With this week's court-ordered release of previously classified NOM strategy documents, there are way more questions than answers. I know that you're one to keep your cards pretty close to the vest and that you aren't likely to spill the beans on any number of questions, but I'd like to pose a few queries nonetheless.

First, how can you think you're winning when the American people are so clearly moving toward fairness? You write that "victory is possible, even likely...." Before you get too far ahead of yourself, you should take a look at a few nonpartisan public polls (like Gallup, for instance) that show majority support for equal marriage. And don't forget young people, whose support is off the charts, and nothing indicates that as that cohort ages they'll suddenly be inclined to reverse their support for marriage equality.

Where are all of these supposedly unhappy kids of gay parents? I've got to be honest: one of the most bizarre parts of these documents was your goal of paying an outreach coordinator to find kids of gay parents to speak on camera. Aside from how patently offensive that is, how'd it turn out? My guess is that you didn't have a lot of takers.

Does Mitt Romney buy into your strategy of racial division, rebuffing disclosure laws, and lying about people of faith? You are clear about your close working relationship with Rick Santorum, but Mitt Romney has also signed your horrendous pledge to fight against equal marriage and investigate your made-up harassment. Has Romney signed on to your agenda lock, stock, and barrel?

Will you continue to insist that you're more than just a front for a small cabal of donors? You take great pains to paint yourselves as a large grassroots force, but everything suggests the opposite. Five megadonors make up 88 percent of your funding. And your bus tour failed to turn out more than a handful of supporters at each stop.
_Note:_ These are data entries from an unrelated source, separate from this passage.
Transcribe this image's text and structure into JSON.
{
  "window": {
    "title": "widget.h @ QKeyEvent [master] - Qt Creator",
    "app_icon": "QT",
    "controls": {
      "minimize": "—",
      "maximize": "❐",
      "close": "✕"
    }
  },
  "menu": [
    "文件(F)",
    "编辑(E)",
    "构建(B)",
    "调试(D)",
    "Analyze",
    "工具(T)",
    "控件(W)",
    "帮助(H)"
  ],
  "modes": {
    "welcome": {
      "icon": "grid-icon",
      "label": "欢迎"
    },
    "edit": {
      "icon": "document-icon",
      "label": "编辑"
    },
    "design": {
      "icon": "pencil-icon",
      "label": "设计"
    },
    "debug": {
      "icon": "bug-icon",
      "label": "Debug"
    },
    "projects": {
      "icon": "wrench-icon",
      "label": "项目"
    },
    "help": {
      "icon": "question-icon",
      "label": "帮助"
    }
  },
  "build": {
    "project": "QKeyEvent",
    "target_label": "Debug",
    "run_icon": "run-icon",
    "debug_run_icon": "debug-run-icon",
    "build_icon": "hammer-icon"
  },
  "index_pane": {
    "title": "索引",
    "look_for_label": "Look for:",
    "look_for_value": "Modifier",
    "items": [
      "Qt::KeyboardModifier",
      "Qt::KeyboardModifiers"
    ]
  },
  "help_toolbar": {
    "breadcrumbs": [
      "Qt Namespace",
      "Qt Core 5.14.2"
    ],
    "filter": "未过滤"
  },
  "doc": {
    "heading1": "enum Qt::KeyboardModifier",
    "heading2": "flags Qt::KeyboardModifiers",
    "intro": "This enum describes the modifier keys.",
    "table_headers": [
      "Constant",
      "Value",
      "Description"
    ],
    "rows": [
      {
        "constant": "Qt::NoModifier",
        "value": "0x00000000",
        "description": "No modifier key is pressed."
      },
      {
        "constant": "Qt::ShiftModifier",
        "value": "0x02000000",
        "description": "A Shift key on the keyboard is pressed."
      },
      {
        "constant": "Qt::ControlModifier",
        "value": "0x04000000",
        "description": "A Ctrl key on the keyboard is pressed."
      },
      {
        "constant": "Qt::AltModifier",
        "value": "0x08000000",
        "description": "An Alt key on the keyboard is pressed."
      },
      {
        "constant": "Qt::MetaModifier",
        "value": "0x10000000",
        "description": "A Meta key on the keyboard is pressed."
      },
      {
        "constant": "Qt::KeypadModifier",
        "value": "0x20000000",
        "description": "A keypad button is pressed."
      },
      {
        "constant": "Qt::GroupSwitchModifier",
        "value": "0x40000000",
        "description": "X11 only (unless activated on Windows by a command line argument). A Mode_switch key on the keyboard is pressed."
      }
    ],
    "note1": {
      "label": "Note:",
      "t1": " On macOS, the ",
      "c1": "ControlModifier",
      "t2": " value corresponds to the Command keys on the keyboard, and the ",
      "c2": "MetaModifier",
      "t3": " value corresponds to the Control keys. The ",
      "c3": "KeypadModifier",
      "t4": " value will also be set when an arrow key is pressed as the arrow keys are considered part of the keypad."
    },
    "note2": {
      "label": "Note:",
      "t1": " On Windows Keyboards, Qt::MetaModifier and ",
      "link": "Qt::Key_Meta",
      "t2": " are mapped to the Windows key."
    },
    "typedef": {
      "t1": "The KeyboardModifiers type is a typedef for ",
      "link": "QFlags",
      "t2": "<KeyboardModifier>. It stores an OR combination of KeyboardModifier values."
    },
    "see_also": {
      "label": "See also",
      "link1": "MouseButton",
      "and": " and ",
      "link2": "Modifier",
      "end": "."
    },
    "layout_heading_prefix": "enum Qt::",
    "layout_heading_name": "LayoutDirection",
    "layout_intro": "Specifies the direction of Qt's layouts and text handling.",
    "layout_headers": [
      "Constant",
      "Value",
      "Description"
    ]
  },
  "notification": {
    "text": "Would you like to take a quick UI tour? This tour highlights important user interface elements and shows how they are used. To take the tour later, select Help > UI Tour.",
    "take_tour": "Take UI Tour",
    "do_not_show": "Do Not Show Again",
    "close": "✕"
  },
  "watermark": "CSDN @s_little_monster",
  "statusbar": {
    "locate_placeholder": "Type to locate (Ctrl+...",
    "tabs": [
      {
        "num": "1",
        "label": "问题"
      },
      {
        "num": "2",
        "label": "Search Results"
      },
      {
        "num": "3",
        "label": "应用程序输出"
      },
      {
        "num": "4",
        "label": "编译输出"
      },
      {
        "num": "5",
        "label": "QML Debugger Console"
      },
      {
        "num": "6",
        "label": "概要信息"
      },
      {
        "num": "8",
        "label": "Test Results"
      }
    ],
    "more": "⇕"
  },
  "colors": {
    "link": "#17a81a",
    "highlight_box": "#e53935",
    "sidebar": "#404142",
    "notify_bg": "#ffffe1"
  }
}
Where are the teeming masses you insist exist?

Do you think all the resources you've put into places like New Hampshire and New York to stop marriage have been a waste? In 2009 you said you had budgeted $2 million for New Hampshire, but even with a solidly Republican majority legislature, just last week they decided to keep their equal marriage law in place.

Why didn't you establish a federal PAC? You clearly planned to do so back in 2009, but that seems never to have materialized. Is it that federal election law would have required that you disclose who gave money to it?

How can you say you're solely focused on marriage when you tout the work of your American Principles Project? As part of your self-described strategy toward "winning the marriage battle," you discuss efforts to "expose Obama as a social radical," "raise issues such as pornography," and wade into keeping open the Guantanamo prison and opposing the president's appointees. What does that have to do with marriage again?

Do you wish you spent more than $50,000 on the "Expert Witness Project"? You say you want to help nurture intellectuals and scholars, but you don't have much to show for it. Would it have been worth it for you to invest more so that in the Prop 8 trial, for example, the one so-called expert did more to help our case than your own?

Why are you hell-bent on avoiding campaign disclosure laws? Aside from going to court to keep your dealings in the shadows (by the way, you have to appreciate the irony of a court forcing these strategy documents to be released, no?), you brag that "one key advantage we now have is the capacity to protect the identity of our donors." Then you also encourage donors to give to a slush fund for use around the country, saying, "It is critical that we have a reserve fund to give to these efforts to ensure victory and protect donor identity." What is it that you'd go to such great lengths to hide?

Brian, I look forward to your thorough answers to these questions. Maybe over a coffee at Starbucks? I'll wait patiently...

Joe Solmonese
Human Rights Campaign President